Jul 1: Kiriyenko urges parliament to approve his crisis plan
Jul 10: Rosneft oil privatisation fails again to attract bidders
Jul 13: IMF leads 22.6 billion dollar bailout for Russian economy.
Jul 17: Kiriyenko vows to bypass parliament and enact his economy crisis
package by decree after deputies refuse to approve the legislation
Jul 20: IMF approves its portion of the international bailout for Russia
-- 11.2 billion dollars in fresh loans for 1998
Jul 21: Kiriyenko hails IMF loan as "outright victory" but markets start
Jul 23: Stocks shed another seven percent as bond yields start to spiral
Aug 6: Kiriyenko says Russia will drum up three billion dollars in
eurobonds by year-end
Aug 10: Stocks crash nine percent, bond yields burst through 100 percent
Aug 11: Oil prices sag to 11.86 dollars a barrel, putting further
pressure on the Russian budget
Aug 14: Yeltsin rules out devaluation. Central bank steps in to grant

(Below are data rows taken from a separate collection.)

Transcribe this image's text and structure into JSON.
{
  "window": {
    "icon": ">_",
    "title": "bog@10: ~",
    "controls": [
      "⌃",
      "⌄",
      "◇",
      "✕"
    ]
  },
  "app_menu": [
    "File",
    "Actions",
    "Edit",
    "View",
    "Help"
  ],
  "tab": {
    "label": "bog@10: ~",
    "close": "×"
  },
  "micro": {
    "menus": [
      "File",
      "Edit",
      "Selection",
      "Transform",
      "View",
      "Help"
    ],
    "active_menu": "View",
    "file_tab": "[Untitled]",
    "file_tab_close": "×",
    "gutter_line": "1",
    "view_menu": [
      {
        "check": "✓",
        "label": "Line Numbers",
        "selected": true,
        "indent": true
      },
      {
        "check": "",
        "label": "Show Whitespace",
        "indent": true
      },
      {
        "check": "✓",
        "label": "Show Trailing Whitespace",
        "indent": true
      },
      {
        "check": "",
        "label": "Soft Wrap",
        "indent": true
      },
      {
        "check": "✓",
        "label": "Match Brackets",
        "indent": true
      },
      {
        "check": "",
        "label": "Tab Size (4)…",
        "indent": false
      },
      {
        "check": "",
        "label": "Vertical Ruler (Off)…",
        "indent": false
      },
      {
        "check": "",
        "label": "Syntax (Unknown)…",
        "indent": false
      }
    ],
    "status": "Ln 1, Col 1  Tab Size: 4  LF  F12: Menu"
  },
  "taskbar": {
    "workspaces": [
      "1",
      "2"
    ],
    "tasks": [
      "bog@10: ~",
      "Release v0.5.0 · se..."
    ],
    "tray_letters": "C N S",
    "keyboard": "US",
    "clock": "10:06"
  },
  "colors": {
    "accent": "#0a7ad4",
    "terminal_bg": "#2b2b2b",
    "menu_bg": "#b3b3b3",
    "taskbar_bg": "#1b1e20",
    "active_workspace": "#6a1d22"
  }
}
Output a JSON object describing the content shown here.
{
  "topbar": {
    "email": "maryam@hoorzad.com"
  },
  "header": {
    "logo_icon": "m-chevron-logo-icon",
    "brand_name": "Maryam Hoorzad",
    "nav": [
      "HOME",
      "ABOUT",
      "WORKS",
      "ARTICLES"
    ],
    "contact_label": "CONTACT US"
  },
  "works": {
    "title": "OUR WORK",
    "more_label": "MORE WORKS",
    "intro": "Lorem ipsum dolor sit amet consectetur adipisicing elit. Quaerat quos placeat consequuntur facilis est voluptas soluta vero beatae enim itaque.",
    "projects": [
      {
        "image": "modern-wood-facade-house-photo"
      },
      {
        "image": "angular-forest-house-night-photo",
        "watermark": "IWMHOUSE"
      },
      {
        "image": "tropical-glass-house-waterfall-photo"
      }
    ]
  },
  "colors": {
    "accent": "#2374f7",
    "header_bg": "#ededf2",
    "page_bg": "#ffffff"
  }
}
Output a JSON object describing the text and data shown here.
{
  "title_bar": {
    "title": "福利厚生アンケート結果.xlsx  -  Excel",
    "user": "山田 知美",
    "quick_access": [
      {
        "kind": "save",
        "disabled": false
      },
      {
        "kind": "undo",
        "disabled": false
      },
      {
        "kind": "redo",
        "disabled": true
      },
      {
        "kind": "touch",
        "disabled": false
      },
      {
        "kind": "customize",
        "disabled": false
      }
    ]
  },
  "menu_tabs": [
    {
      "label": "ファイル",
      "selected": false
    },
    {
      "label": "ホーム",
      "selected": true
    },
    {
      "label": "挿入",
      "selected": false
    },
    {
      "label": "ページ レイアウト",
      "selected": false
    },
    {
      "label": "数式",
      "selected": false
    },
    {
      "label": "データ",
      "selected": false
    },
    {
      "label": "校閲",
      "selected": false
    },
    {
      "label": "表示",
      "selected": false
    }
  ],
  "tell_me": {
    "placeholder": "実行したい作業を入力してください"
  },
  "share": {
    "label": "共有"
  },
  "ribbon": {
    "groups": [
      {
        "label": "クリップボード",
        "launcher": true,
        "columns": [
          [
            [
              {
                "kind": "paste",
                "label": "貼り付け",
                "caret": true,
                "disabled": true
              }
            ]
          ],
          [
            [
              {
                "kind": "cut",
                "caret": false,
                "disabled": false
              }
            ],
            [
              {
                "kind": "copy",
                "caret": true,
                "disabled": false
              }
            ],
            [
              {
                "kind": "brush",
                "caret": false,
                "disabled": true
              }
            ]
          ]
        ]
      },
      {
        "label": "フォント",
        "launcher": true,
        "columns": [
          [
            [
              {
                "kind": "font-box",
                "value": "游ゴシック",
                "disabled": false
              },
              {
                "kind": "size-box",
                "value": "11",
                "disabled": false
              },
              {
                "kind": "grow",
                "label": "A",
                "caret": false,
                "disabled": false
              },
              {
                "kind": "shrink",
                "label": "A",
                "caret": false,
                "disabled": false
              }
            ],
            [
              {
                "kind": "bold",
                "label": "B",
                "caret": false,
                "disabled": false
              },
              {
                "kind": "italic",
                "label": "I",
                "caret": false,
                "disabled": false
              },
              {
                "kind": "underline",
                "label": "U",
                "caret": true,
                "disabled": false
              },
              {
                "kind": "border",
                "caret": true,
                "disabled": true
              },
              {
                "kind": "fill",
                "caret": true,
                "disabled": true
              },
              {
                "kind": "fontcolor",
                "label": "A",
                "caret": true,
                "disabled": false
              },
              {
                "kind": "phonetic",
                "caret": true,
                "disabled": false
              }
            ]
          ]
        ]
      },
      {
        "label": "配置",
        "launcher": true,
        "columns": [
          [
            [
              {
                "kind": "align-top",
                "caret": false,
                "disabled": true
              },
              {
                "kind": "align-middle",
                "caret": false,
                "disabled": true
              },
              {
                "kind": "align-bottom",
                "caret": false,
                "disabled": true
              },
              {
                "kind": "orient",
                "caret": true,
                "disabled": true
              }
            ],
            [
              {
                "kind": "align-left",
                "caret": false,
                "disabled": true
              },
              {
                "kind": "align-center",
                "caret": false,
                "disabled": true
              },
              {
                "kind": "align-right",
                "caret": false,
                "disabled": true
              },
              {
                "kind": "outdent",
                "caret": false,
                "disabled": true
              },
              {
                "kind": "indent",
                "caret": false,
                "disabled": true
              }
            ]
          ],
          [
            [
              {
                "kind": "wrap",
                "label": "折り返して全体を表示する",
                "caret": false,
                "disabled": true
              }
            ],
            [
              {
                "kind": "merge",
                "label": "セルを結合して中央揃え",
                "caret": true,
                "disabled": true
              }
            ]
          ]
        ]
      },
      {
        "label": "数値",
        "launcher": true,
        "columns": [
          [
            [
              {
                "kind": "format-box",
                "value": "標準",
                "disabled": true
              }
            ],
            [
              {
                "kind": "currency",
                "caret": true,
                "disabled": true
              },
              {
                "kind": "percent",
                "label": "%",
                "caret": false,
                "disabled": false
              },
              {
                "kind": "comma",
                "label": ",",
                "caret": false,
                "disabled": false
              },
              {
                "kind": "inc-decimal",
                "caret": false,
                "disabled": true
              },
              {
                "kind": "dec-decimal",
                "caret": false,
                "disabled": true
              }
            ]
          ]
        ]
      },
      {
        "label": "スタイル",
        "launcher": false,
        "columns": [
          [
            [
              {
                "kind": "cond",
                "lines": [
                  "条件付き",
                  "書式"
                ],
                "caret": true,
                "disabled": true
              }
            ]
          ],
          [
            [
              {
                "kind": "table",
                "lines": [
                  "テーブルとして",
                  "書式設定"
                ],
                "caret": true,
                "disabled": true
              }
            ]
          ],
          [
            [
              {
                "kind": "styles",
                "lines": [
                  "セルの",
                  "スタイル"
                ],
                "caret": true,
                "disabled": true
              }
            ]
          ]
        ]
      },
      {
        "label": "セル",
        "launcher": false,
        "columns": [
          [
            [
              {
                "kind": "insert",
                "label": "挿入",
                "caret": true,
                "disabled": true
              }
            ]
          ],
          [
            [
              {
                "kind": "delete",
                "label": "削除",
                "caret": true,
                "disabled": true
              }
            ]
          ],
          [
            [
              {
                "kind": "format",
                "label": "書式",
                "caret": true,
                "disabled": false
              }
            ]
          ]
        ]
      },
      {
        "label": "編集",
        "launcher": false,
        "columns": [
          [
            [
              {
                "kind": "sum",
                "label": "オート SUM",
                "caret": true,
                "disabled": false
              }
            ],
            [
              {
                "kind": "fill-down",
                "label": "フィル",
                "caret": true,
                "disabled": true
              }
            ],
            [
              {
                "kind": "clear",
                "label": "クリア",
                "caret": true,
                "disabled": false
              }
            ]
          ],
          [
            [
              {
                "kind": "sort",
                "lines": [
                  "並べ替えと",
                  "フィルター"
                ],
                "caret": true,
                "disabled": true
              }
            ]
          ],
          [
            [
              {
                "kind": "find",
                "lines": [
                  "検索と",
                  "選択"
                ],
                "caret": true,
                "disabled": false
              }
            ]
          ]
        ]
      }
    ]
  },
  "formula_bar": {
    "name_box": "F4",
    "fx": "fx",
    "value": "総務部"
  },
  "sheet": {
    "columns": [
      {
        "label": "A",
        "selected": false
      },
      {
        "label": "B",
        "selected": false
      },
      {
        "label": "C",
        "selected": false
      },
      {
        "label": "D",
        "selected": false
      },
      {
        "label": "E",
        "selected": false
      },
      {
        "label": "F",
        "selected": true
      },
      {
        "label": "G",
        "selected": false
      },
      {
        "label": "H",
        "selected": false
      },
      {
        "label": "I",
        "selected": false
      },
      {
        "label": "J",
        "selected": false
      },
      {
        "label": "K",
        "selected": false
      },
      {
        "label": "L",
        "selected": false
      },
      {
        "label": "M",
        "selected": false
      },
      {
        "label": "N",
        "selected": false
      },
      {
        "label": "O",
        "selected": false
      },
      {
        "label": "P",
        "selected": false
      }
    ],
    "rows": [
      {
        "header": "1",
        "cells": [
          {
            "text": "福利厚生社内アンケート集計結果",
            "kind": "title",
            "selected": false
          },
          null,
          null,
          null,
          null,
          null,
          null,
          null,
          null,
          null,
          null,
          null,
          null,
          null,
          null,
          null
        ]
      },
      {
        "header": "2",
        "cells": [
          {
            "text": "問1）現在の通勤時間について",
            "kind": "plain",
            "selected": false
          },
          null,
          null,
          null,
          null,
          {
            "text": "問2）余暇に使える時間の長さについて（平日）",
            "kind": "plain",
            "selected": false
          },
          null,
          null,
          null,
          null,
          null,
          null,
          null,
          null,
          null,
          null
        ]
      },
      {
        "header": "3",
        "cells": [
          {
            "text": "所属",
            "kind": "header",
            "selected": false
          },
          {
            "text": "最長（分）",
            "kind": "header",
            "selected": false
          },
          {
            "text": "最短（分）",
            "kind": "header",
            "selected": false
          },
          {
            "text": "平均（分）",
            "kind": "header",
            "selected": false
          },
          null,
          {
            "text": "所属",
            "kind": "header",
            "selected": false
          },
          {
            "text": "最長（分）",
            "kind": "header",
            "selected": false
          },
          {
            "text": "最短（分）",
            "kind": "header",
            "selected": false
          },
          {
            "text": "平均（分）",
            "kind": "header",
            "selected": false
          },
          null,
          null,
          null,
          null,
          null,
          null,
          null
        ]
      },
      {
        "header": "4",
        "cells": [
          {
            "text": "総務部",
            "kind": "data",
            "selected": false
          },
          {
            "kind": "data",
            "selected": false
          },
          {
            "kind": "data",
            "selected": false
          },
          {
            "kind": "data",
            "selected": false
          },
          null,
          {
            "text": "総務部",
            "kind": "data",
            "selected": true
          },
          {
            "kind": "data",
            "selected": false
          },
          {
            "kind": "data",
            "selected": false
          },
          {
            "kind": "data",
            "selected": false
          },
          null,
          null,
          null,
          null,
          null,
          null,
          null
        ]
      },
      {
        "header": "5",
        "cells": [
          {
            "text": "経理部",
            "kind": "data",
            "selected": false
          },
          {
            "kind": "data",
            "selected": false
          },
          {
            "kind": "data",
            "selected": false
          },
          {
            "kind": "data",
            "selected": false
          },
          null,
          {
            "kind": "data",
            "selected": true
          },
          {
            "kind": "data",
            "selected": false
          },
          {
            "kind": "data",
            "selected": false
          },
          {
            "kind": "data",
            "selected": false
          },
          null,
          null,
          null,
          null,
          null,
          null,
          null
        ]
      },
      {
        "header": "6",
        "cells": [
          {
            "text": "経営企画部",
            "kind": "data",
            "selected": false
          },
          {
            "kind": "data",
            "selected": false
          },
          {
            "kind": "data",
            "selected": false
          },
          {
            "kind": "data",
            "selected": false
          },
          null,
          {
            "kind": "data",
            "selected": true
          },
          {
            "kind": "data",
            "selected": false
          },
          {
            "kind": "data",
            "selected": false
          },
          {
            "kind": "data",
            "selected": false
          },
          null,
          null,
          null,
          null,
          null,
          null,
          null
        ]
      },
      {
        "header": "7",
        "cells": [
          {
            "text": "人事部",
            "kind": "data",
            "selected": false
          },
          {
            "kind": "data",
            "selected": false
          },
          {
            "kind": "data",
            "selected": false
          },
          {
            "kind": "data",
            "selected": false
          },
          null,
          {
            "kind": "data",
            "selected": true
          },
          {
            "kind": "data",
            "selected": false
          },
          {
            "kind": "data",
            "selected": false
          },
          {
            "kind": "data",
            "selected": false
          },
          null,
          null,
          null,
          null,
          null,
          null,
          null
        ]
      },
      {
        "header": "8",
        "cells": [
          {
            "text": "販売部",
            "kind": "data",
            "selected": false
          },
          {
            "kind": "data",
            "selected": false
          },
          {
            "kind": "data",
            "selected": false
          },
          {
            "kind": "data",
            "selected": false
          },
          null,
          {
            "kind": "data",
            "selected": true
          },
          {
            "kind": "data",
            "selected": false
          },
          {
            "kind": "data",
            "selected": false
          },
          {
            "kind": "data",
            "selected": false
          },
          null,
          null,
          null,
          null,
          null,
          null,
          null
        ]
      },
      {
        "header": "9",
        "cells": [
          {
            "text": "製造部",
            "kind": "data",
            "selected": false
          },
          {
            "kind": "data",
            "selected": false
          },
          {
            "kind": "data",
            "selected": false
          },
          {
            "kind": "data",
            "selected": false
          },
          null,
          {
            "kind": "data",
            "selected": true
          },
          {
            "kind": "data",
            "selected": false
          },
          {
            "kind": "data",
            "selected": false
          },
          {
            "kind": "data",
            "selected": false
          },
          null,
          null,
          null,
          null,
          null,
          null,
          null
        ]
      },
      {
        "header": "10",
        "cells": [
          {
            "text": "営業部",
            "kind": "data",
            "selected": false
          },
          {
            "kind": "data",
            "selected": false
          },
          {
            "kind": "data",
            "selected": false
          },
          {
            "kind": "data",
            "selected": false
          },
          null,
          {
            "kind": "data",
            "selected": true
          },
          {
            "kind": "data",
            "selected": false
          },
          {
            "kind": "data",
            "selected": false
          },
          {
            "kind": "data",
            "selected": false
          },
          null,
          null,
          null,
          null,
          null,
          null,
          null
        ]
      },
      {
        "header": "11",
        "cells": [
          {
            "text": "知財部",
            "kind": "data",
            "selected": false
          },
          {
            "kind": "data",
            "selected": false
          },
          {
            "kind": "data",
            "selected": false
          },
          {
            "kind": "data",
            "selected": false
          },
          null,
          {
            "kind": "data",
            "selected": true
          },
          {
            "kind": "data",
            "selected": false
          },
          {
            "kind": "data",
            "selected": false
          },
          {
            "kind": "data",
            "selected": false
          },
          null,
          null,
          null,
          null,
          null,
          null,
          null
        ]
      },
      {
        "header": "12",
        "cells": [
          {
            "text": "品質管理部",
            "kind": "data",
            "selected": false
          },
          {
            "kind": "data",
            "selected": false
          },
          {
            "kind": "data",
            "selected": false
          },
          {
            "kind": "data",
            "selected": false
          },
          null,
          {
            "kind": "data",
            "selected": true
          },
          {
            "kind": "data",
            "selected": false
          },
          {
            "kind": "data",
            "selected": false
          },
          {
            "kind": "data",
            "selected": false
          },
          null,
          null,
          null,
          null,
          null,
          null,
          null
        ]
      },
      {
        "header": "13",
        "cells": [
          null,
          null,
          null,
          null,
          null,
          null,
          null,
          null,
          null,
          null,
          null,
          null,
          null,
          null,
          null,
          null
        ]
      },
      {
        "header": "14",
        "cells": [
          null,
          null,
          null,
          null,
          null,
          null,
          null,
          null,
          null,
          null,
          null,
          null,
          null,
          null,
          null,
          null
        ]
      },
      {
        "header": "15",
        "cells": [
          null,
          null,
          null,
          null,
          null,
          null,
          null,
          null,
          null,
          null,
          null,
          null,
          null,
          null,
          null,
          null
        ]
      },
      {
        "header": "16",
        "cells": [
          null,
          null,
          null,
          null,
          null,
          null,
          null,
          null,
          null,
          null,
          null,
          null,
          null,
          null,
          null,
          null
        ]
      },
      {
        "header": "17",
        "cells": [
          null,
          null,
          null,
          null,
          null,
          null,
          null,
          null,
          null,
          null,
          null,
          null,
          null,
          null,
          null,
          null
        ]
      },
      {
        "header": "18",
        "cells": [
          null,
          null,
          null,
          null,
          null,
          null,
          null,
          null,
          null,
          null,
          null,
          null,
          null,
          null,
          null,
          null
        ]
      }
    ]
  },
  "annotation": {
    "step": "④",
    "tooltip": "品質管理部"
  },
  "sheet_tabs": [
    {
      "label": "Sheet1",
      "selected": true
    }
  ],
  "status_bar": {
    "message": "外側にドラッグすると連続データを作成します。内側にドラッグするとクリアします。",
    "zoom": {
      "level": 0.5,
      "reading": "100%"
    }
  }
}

credits to struggling banks. Dollar shortage in banks and on the streets
starts to be felt.
Aug 17: Government and central bankcut the ruble free from its previous
corridor of 5.25-7.15 to the dollar, giving it leeway to drift as low as
9.5 to the dollar by year-end. Govt also announces debt default.
Aug 21: Parliament demand that Kiriyenko -- and Yeltsin -- resign.
Kiriyenko warns that the economic crisis has only just begun
Aug 23: Yeltsin fires Kiriyenko and the rest of his government.